Using the string "this" as the key, pull each matching line out of the records below.

DATASET ENTRIES:
______

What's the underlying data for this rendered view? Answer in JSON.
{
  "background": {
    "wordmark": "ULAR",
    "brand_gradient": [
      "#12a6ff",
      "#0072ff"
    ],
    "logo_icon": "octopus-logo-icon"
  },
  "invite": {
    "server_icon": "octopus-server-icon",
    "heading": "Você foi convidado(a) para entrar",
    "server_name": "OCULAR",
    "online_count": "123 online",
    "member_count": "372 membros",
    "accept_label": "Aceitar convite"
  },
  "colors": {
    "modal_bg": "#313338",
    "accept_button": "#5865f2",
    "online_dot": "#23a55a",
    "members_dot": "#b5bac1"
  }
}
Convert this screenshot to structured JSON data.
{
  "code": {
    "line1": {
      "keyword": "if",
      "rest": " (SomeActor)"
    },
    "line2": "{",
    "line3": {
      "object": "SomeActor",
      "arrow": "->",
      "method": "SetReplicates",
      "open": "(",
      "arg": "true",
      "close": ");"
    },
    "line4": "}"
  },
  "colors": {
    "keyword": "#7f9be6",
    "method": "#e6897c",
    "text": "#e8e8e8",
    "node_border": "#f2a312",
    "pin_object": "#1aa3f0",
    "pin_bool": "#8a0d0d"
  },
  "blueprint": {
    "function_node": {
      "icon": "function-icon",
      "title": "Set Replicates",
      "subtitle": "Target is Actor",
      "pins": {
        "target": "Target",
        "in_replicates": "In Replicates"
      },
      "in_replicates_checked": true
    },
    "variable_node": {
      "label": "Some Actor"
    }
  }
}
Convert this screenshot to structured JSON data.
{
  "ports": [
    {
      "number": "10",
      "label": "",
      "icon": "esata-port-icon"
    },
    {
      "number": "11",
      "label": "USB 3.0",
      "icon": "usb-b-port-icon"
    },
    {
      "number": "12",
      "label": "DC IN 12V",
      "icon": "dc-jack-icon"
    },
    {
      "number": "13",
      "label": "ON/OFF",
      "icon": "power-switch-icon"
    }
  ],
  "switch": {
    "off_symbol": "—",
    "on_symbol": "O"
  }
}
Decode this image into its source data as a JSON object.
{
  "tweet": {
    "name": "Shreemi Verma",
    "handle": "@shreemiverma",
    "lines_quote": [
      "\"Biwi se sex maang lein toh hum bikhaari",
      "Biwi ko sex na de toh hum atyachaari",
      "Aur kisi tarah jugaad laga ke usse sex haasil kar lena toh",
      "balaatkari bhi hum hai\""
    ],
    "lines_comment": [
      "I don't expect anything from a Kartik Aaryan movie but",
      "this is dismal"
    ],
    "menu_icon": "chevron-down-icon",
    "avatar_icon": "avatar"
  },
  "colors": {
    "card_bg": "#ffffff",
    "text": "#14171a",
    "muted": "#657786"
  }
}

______

WRITTEN REPLY:
What's the underlying data for this rendered view? Answer in JSON.
Convert this screenshot to structured JSON data.
Convert this screenshot to structured JSON data.
Decode this image into its source data as a JSON object.
      "this is dismal"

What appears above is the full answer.